And it’s one of the biggest movie lots in the world, too.
The 330-acre facility outside Atlanta, GA, is truly massive. In fact, it’s bigger than all the major lots owned by Disney, Paramount, and Warner Bros. in Burbank, California–combined!
It reportedly cost $250 million and features 12 separate sound stages–all of them named after black actors such as Will Smith and Denzel Washington.
Perry purchased the former Fort McPherson army base several years ago and has been building everything a filmmaker or TV producer could want–from a realistic trailer park to a replica of the White House.
Although the base was named for a Union officer, during the Civil War the land was a training ground for Confederate soldiers.
As he told the Atlanta Journal-Constitution, “It’s incredible for this place to have this history and for me to own it. It’s really powerful … I hope this is an inspiration for everybody else.”
In an emotional interview with Gayle King on Sunday, Perry described how Hollywood had ignored him for years.
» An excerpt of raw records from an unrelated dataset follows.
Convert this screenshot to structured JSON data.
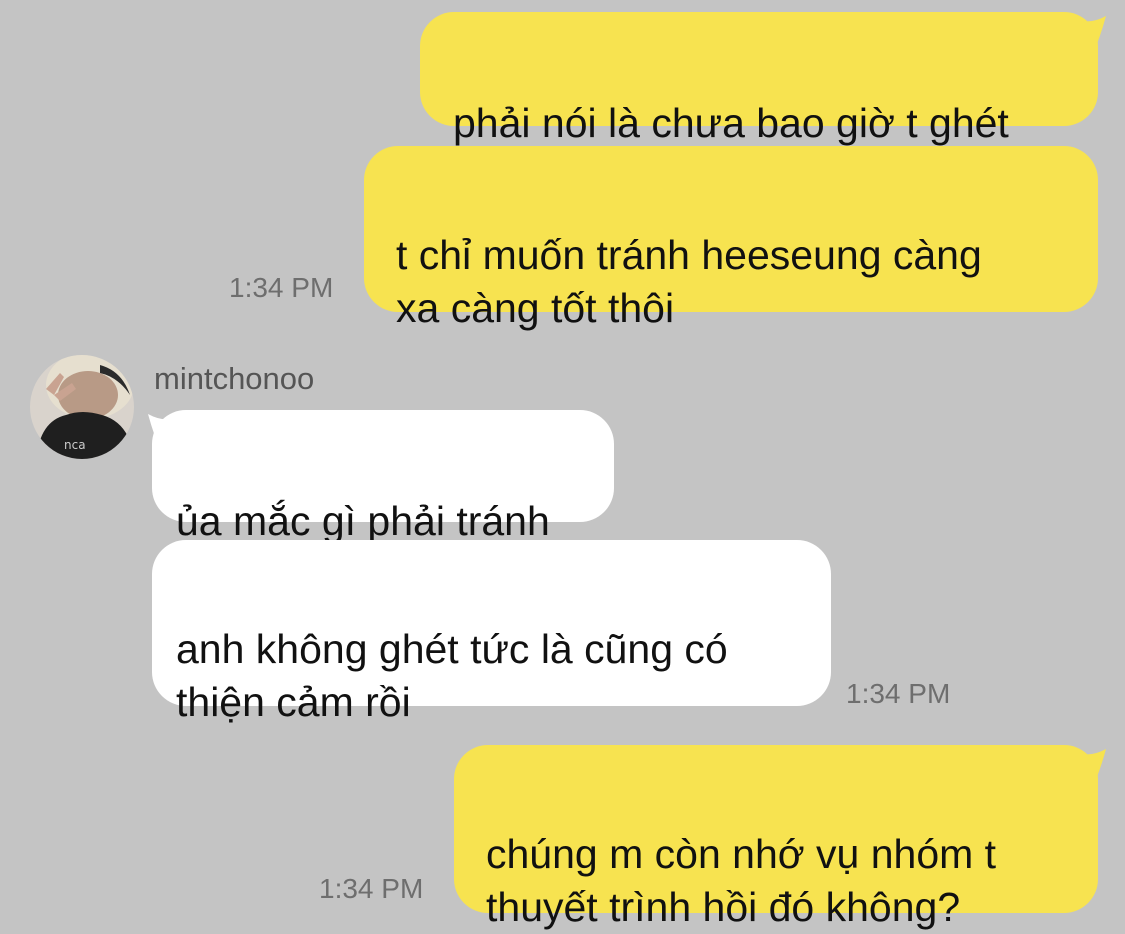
{
  "colors": {
    "background": "#c4c4c4",
    "my_bubble": "#f7e350",
    "their_bubble": "#ffffff",
    "timestamp": "#6e6e6e"
  },
  "contact": {
    "name": "mintchonoo",
    "avatar_icon": "profile-photo-icon"
  },
  "messages": [
    {
      "from": "me",
      "text": "phải nói là chưa bao giờ t ghét"
    },
    {
      "from": "me",
      "text": "t chỉ muốn tránh heeseung càng\nxa càng tốt thôi",
      "time": "1:34 PM"
    },
    {
      "from": "mintchonoo",
      "text": "ủa mắc gì phải tránh"
    },
    {
      "from": "mintchonoo",
      "text": "anh không ghét tức là cũng có\nthiện cảm rồi",
      "time": "1:34 PM"
    },
    {
      "from": "me",
      "text": "chúng m còn nhớ vụ nhóm t\nthuyết trình hồi đó không?",
      "time": "1:34 PM"
    }
  ]
}
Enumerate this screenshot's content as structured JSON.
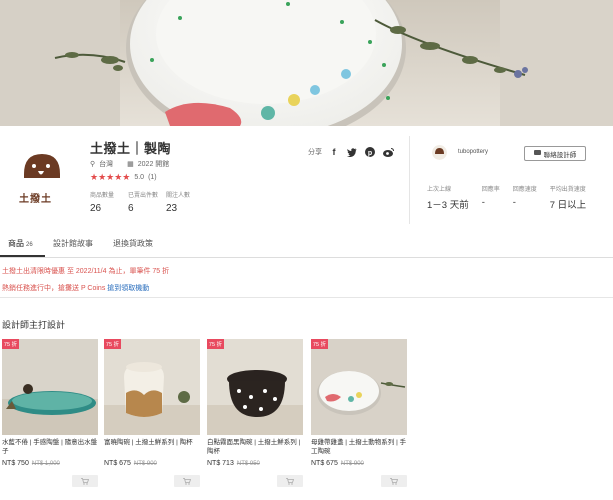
{
  "shop": {
    "name": "土撥土｜製陶",
    "logo_text": "土撥土",
    "location": "台灣",
    "joined": "2022 開館",
    "rating_stars": "★★★★★",
    "rating_value": "5.0",
    "rating_count": "(1)",
    "stats": [
      {
        "label": "商品數量",
        "value": "26"
      },
      {
        "label": "已賣出件數",
        "value": "6"
      },
      {
        "label": "關注人數",
        "value": "23"
      }
    ]
  },
  "share": {
    "label": "分享",
    "icons": [
      "facebook-icon",
      "twitter-icon",
      "pinterest-icon",
      "weibo-icon"
    ]
  },
  "owner": {
    "username": "tubopottery",
    "contact_label": "聯絡設計師",
    "response": [
      {
        "label": "上次上線",
        "value": "1－3 天前"
      },
      {
        "label": "回應率",
        "value": "-"
      },
      {
        "label": "回應速度",
        "value": "-"
      },
      {
        "label": "平均出貨速度",
        "value": "7 日以上"
      }
    ]
  },
  "tabs": [
    {
      "label": "商品",
      "count": "26",
      "active": true
    },
    {
      "label": "設計館故事",
      "count": "",
      "active": false
    },
    {
      "label": "退換貨政策",
      "count": "",
      "active": false
    }
  ],
  "notices": {
    "line1": "土撥土出清限時優惠 至 2022/11/4 為止，單筆件 75 折",
    "line2_prefix": "熱銷任務進行中，搶攤送 P Coins ",
    "line2_link": "搶到領取機動"
  },
  "section_title": "設計師主打設計",
  "products": [
    {
      "badge": "75 折",
      "title": "水藍不倦 | 手感陶盤 | 隨意出水盤子",
      "price": "NT$ 750",
      "orig": "NT$ 1,000"
    },
    {
      "badge": "75 折",
      "title": "富曉陶碗 | 土撥土鮮系列 | 陶杯",
      "price": "NT$ 675",
      "orig": "NT$ 900"
    },
    {
      "badge": "75 折",
      "title": "白點霧面黑陶碗 | 土撥土鮮系列 | 陶杯",
      "price": "NT$ 713",
      "orig": "NT$ 950"
    },
    {
      "badge": "75 折",
      "title": "母雞帶雞盞 | 土撥土動物系列 | 手工陶碗",
      "price": "NT$ 675",
      "orig": "NT$ 900"
    }
  ],
  "colors": {
    "accent_red": "#e34b4b",
    "badge_red": "#e84a5f",
    "link_blue": "#2a6ebd"
  }
}
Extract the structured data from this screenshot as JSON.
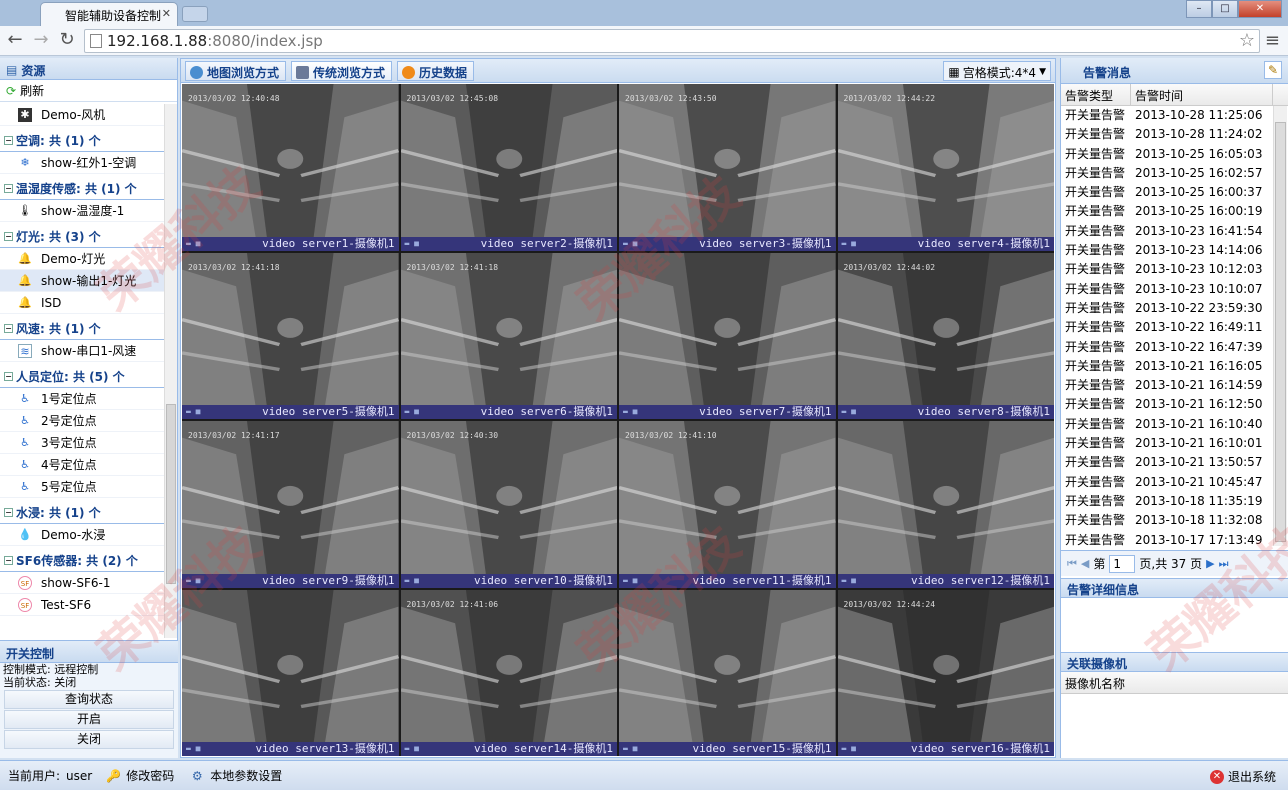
{
  "browser": {
    "tab_title": "智能辅助设备控制",
    "tab_close": "✕",
    "address_host": "192.168.1.88",
    "address_rest": ":8080/index.jsp",
    "back": "←",
    "forward": "→",
    "reload": "↻"
  },
  "left": {
    "header": "资源",
    "refresh": "刷新",
    "top_item": "Demo-风机",
    "groups": [
      {
        "title": "空调: 共 (1) 个",
        "items": [
          {
            "label": "show-红外1-空调",
            "icon": "aircon-icon"
          }
        ]
      },
      {
        "title": "温湿度传感: 共 (1) 个",
        "items": [
          {
            "label": "show-温湿度-1",
            "icon": "thermometer-icon"
          }
        ]
      },
      {
        "title": "灯光: 共 (3) 个",
        "items": [
          {
            "label": "Demo-灯光",
            "icon": "bell-lamp-icon"
          },
          {
            "label": "show-输出1-灯光",
            "icon": "bell-lamp-icon"
          },
          {
            "label": "ISD",
            "icon": "bell-lamp-icon"
          }
        ]
      },
      {
        "title": "风速: 共 (1) 个",
        "items": [
          {
            "label": "show-串口1-风速",
            "icon": "wind-speed-icon"
          }
        ]
      },
      {
        "title": "人员定位: 共 (5) 个",
        "items": [
          {
            "label": "1号定位点",
            "icon": "person-icon"
          },
          {
            "label": "2号定位点",
            "icon": "person-icon"
          },
          {
            "label": "3号定位点",
            "icon": "person-icon"
          },
          {
            "label": "4号定位点",
            "icon": "person-icon"
          },
          {
            "label": "5号定位点",
            "icon": "person-icon"
          }
        ]
      },
      {
        "title": "水浸: 共 (1) 个",
        "items": [
          {
            "label": "Demo-水浸",
            "icon": "water-drop-icon"
          }
        ]
      },
      {
        "title": "SF6传感器: 共 (2) 个",
        "items": [
          {
            "label": "show-SF6-1",
            "icon": "sf6-icon"
          },
          {
            "label": "Test-SF6",
            "icon": "sf6-icon"
          }
        ]
      }
    ],
    "switch_panel": {
      "header": "开关控制",
      "mode": "控制模式: 远程控制",
      "state": "当前状态: 关闭",
      "query": "查询状态",
      "open": "开启",
      "close": "关闭"
    }
  },
  "center": {
    "tabs": [
      "地图浏览方式",
      "传统浏览方式",
      "历史数据"
    ],
    "grid_mode": "宫格模式:4*4",
    "cameras": [
      {
        "label": "video server1-摄像机1",
        "ts": "2013/03/02 12:40:48"
      },
      {
        "label": "video server2-摄像机1",
        "ts": "2013/03/02 12:45:08"
      },
      {
        "label": "video server3-摄像机1",
        "ts": "2013/03/02 12:43:50"
      },
      {
        "label": "video server4-摄像机1",
        "ts": "2013/03/02 12:44:22"
      },
      {
        "label": "video server5-摄像机1",
        "ts": "2013/03/02 12:41:18"
      },
      {
        "label": "video server6-摄像机1",
        "ts": "2013/03/02 12:41:18"
      },
      {
        "label": "video server7-摄像机1",
        "ts": ""
      },
      {
        "label": "video server8-摄像机1",
        "ts": "2013/03/02 12:44:02"
      },
      {
        "label": "video server9-摄像机1",
        "ts": "2013/03/02 12:41:17"
      },
      {
        "label": "video server10-摄像机1",
        "ts": "2013/03/02 12:40:30"
      },
      {
        "label": "video server11-摄像机1",
        "ts": "2013/03/02 12:41:10"
      },
      {
        "label": "video server12-摄像机1",
        "ts": ""
      },
      {
        "label": "video server13-摄像机1",
        "ts": ""
      },
      {
        "label": "video server14-摄像机1",
        "ts": "2013/03/02 12:41:06"
      },
      {
        "label": "video server15-摄像机1",
        "ts": ""
      },
      {
        "label": "video server16-摄像机1",
        "ts": "2013/03/02 12:44:24"
      }
    ]
  },
  "right": {
    "header": "告警消息",
    "col_type": "告警类型",
    "col_time": "告警时间",
    "alarms": [
      {
        "type": "开关量告警",
        "time": "2013-10-28 11:25:06"
      },
      {
        "type": "开关量告警",
        "time": "2013-10-28 11:24:02"
      },
      {
        "type": "开关量告警",
        "time": "2013-10-25 16:05:03"
      },
      {
        "type": "开关量告警",
        "time": "2013-10-25 16:02:57"
      },
      {
        "type": "开关量告警",
        "time": "2013-10-25 16:00:37"
      },
      {
        "type": "开关量告警",
        "time": "2013-10-25 16:00:19"
      },
      {
        "type": "开关量告警",
        "time": "2013-10-23 16:41:54"
      },
      {
        "type": "开关量告警",
        "time": "2013-10-23 14:14:06"
      },
      {
        "type": "开关量告警",
        "time": "2013-10-23 10:12:03"
      },
      {
        "type": "开关量告警",
        "time": "2013-10-23 10:10:07"
      },
      {
        "type": "开关量告警",
        "time": "2013-10-22 23:59:30"
      },
      {
        "type": "开关量告警",
        "time": "2013-10-22 16:49:11"
      },
      {
        "type": "开关量告警",
        "time": "2013-10-22 16:47:39"
      },
      {
        "type": "开关量告警",
        "time": "2013-10-21 16:16:05"
      },
      {
        "type": "开关量告警",
        "time": "2013-10-21 16:14:59"
      },
      {
        "type": "开关量告警",
        "time": "2013-10-21 16:12:50"
      },
      {
        "type": "开关量告警",
        "time": "2013-10-21 16:10:40"
      },
      {
        "type": "开关量告警",
        "time": "2013-10-21 16:10:01"
      },
      {
        "type": "开关量告警",
        "time": "2013-10-21 13:50:57"
      },
      {
        "type": "开关量告警",
        "time": "2013-10-21 10:45:47"
      },
      {
        "type": "开关量告警",
        "time": "2013-10-18 11:35:19"
      },
      {
        "type": "开关量告警",
        "time": "2013-10-18 11:32:08"
      },
      {
        "type": "开关量告警",
        "time": "2013-10-17 17:13:49"
      }
    ],
    "pager": {
      "prefix": "第",
      "page": "1",
      "suffix": "页,共 37 页"
    },
    "detail_header": "告警详细信息",
    "camera_header": "关联摄像机",
    "camera_col": "摄像机名称"
  },
  "statusbar": {
    "user_label": "当前用户: ",
    "user": "user",
    "change_pwd": "修改密码",
    "local_settings": "本地参数设置",
    "logout": "退出系统"
  },
  "watermark": "荣耀科技"
}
Producers and critics alike–most of them white–dismissed his Madea films.
That attitude started to change when Precious, which he co-produced, was recognized with multiple Academy Awards. But he’s through trying to gain approval from the industry.
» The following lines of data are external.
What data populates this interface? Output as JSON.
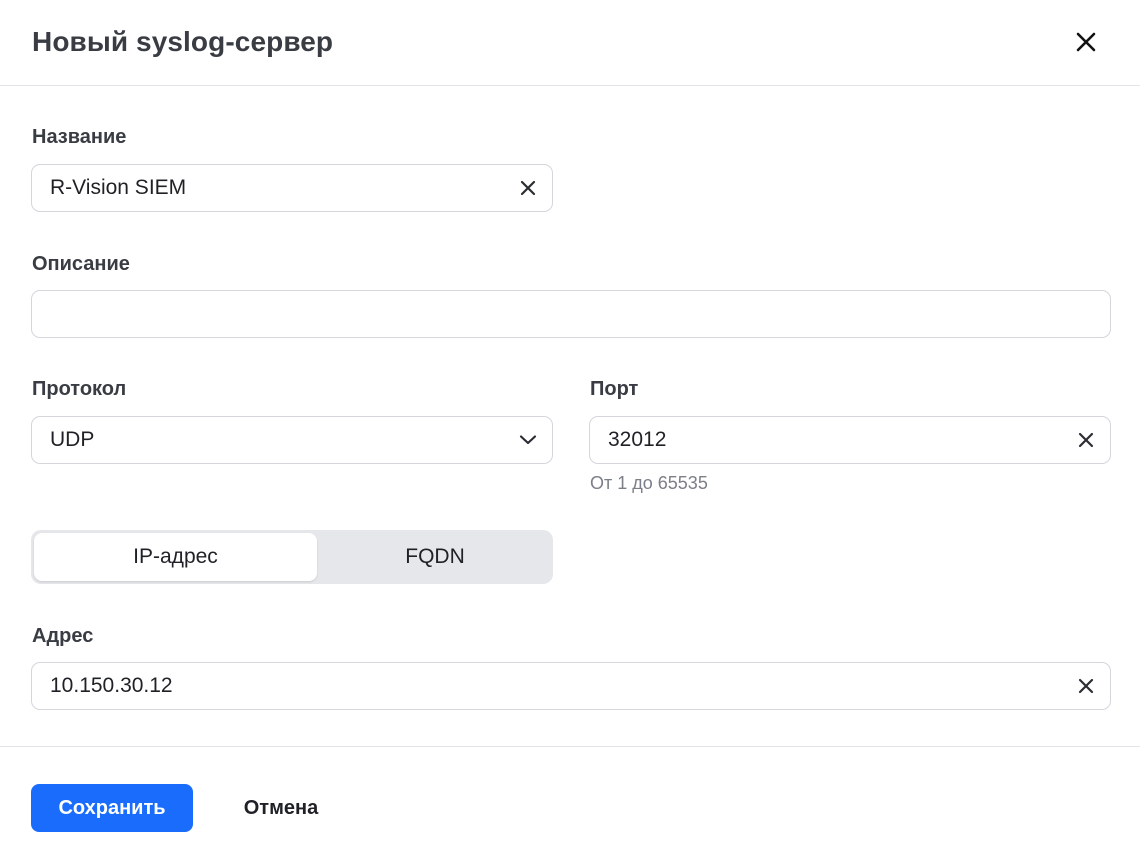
{
  "dialog": {
    "title": "Новый syslog-сервер",
    "close_icon": "close-icon"
  },
  "form": {
    "name": {
      "label": "Название",
      "value": "R-Vision SIEM"
    },
    "description": {
      "label": "Описание",
      "value": ""
    },
    "protocol": {
      "label": "Протокол",
      "selected": "UDP"
    },
    "port": {
      "label": "Порт",
      "value": "32012",
      "hint": "От 1 до 65535"
    },
    "address_type": {
      "options": [
        "IP-адрес",
        "FQDN"
      ],
      "selected": "IP-адрес"
    },
    "address": {
      "label": "Адрес",
      "value": "10.150.30.12"
    }
  },
  "footer": {
    "save_label": "Сохранить",
    "cancel_label": "Отмена"
  },
  "colors": {
    "primary": "#1a6dfc",
    "border": "#d4d6dc",
    "segment_bg": "#e6e7ea",
    "hint_text": "#7c7f88"
  }
}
“I know what I do is important. I know what I do touches millions of people around the world. I know how important every word, every joke, every laugh [is]. I know what that does for the people where I come from and the people that I’m writing for,” Perry said.
He encouraged “any doubters” to “just come take a visit and walk these streets, see these people, see these underdogs and you tell me what I do don’t matter.”
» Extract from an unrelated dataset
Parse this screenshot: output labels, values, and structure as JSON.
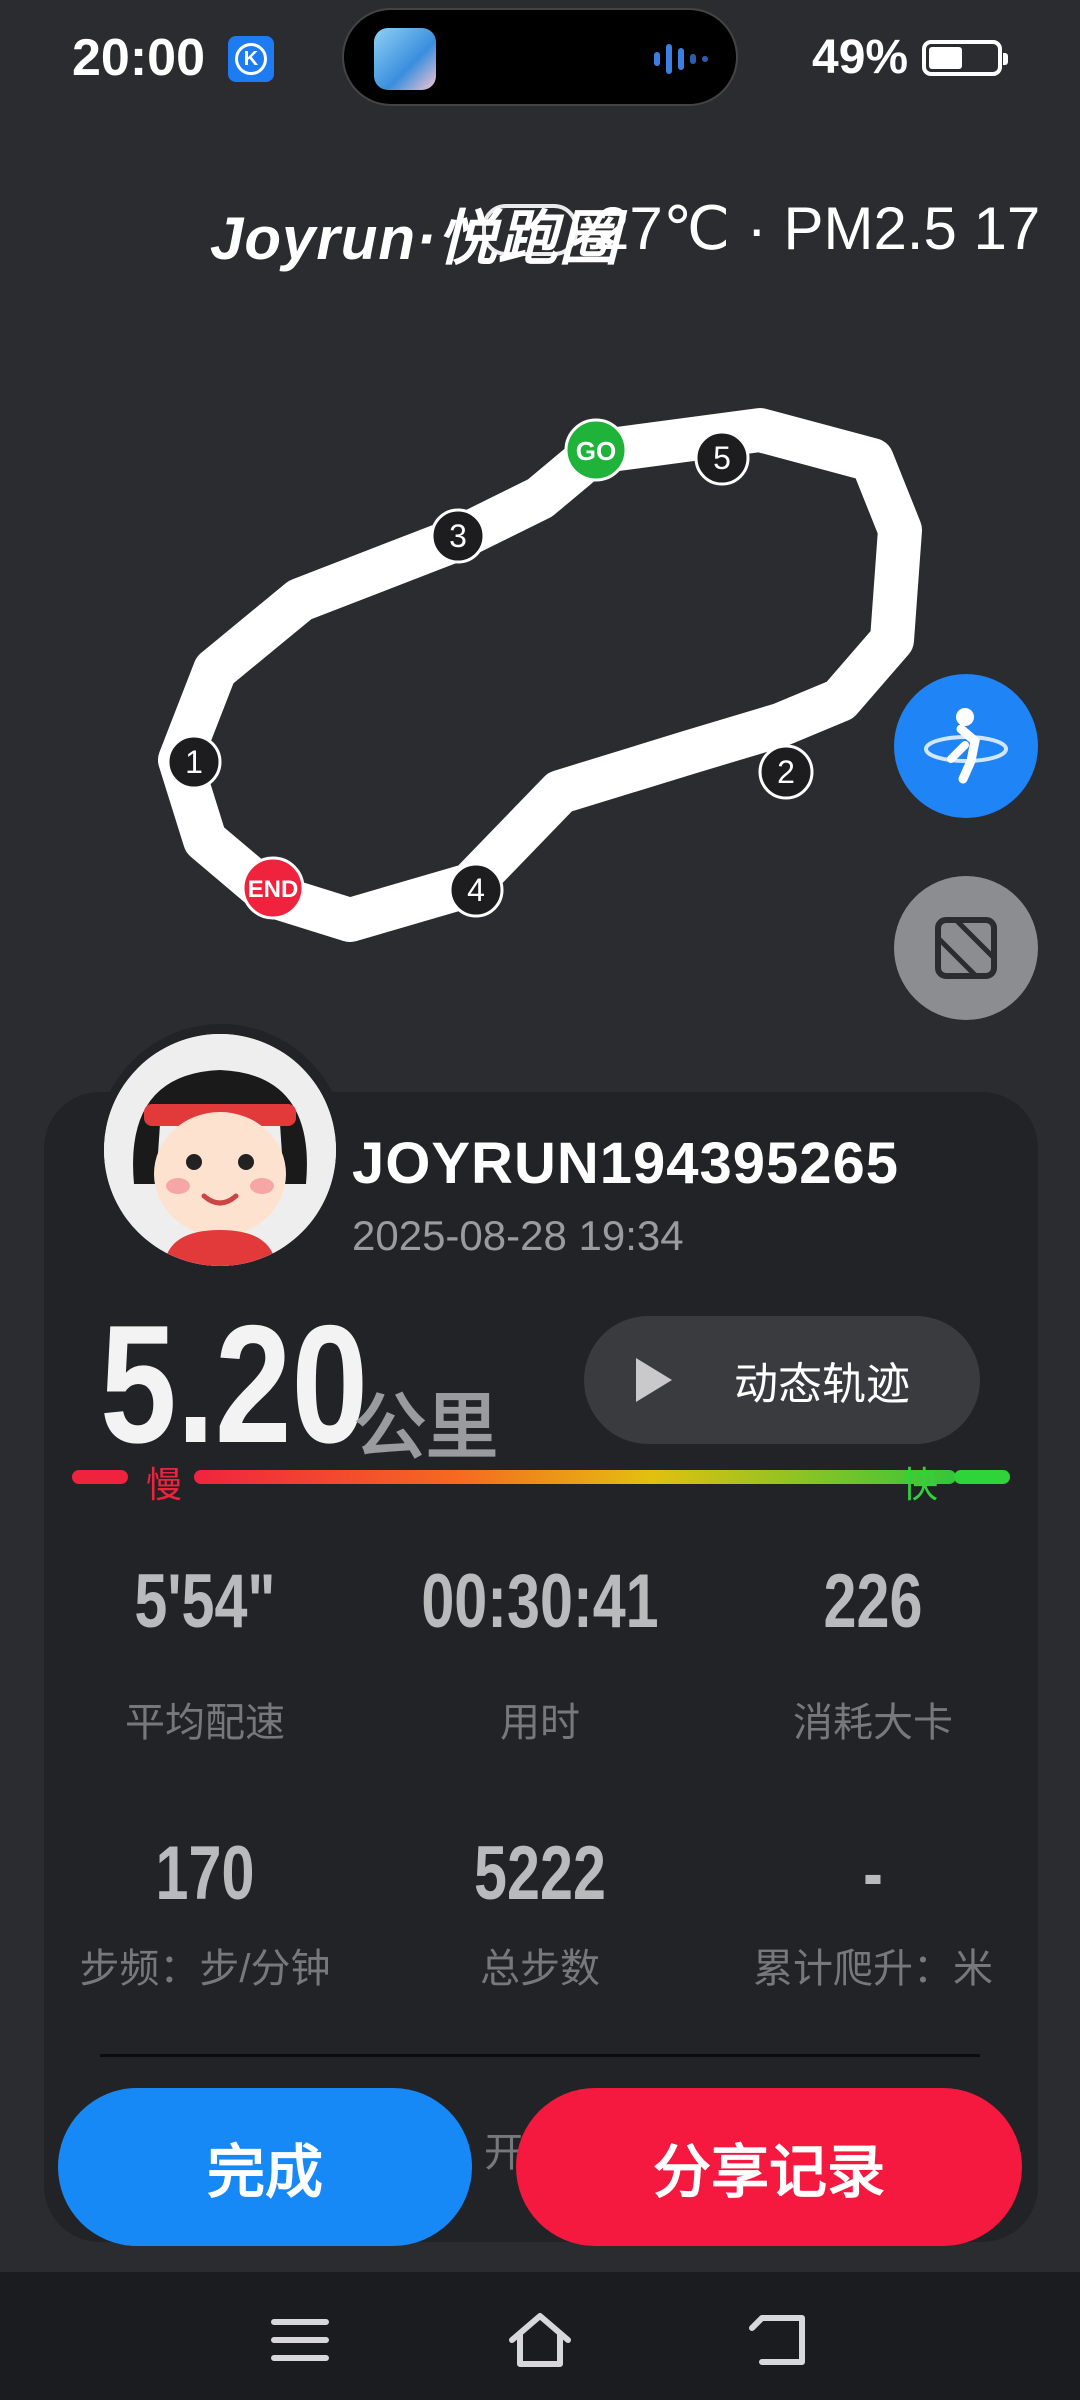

Tyler Perry told King that he created the movie studio in part to ensure that people who were ignored in Hollywood, like him, would have a voice in the filmmaking industry.
“I’ve been on sets where I’ve been the only black face on, only black face, as recently as 2019 going, ‘Where are the black people in this movie?'” Tyler said.
“So, when I come to work here and every black person that comes to work here they go, ‘Oh my God, it’s heaven. Here we are. We’re represented.’ Where everybody’s represented. LGBTQ’s represented. Black, white, gay, straight, whatever. We’re all represented, working hand-in-hand, arm-in-arm”
At least one high-profile guest was profoundly moved. Beyonce revealed that she “could not stop crying” at the opening gala.
She attended the gala alongside hubby Jay-Z, looking every inch the fashion icon she is. She wore a form-fitting, sparkly gold dress with massive diamond earrings while he rocked a classic tux with a bowtie.
“I could feel our ancestors’ presence,” Beyonce wrote on Instagram. “It makes me so proud, so full, I could not stop crying.”
The grand opening was a who’s who of black entertainers and media icons. The guest list included Oprah, Samuel L. Jackson, Spike Lee, Halle Berry, and Maxine Waters, just to name a few.
Colin Kaepernick was on hand, as were Bill and Hillary Clinton.